**About this exercise**. Once the images are set aside, return every entry exactly.

++++++++++++++++++++

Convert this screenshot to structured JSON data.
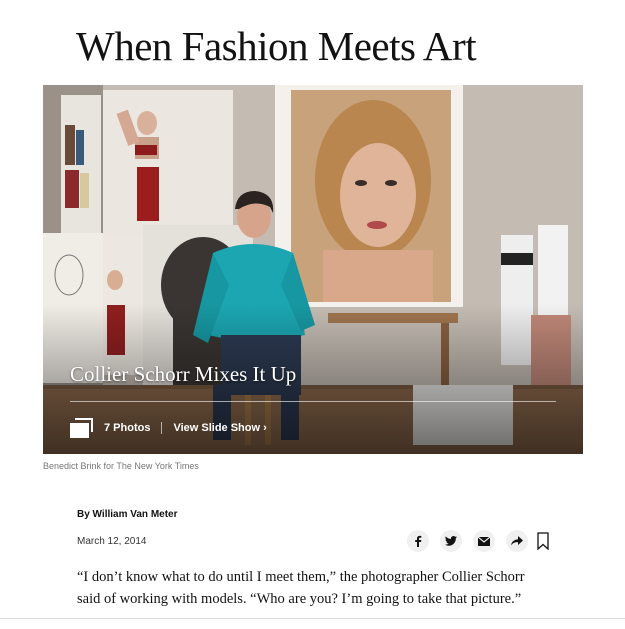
{
  "article": {
    "headline": "When Fashion Meets Art",
    "byline": "By William Van Meter",
    "date": "March 12, 2014",
    "body_first_paragraph": "“I don’t know what to do until I meet them,” the photographer Collier Schorr said of working with models. “Who are you? I’m going to take that picture.”"
  },
  "slideshow": {
    "title": "Collier Schorr Mixes It Up",
    "photo_count": "7 Photos",
    "view_label": "View Slide Show ›",
    "photos_icon": "photos-stack-icon"
  },
  "photo": {
    "credit": "Benedict Brink for The New York Times"
  },
  "share": {
    "icons": [
      "facebook-icon",
      "twitter-icon",
      "email-icon",
      "share-arrow-icon",
      "bookmark-icon"
    ]
  },
  "colors": {
    "text": "#121212",
    "caption": "#777777",
    "share_bg": "#f0f0f0",
    "sweater": "#1aa6b0"
  }
}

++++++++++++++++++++

**Response area**.
Convert this screenshot to structured JSON data.
{
  "article": {
    "headline": "When Fashion Meets Art",
    "byline": "By William Van Meter",
    "date": "March 12, 2014",
    "body_first_paragraph": "“I don’t know what to do until I meet them,” the photographer Collier Schorr said of working with models. “Who are you? I’m going to take that picture.”"
  },
  "slideshow": {
    "title": "Collier Schorr Mixes It Up",
    "photo_count": "7 Photos",
    "view_label": "View Slide Show ›",
    "photos_icon": "photos-stack-icon"
  },
  "photo": {
    "credit": "Benedict Brink for The New York Times"
  },
  "share": {
    "icons": [
      "facebook-icon",
      "twitter-icon",
      "email-icon",
      "share-arrow-icon",
      "bookmark-icon"
    ]
  },
  "colors": {
    "text": "#121212",
    "caption": "#777777",
    "share_bg": "#f0f0f0",
    "sweater": "#1aa6b0"
  }
}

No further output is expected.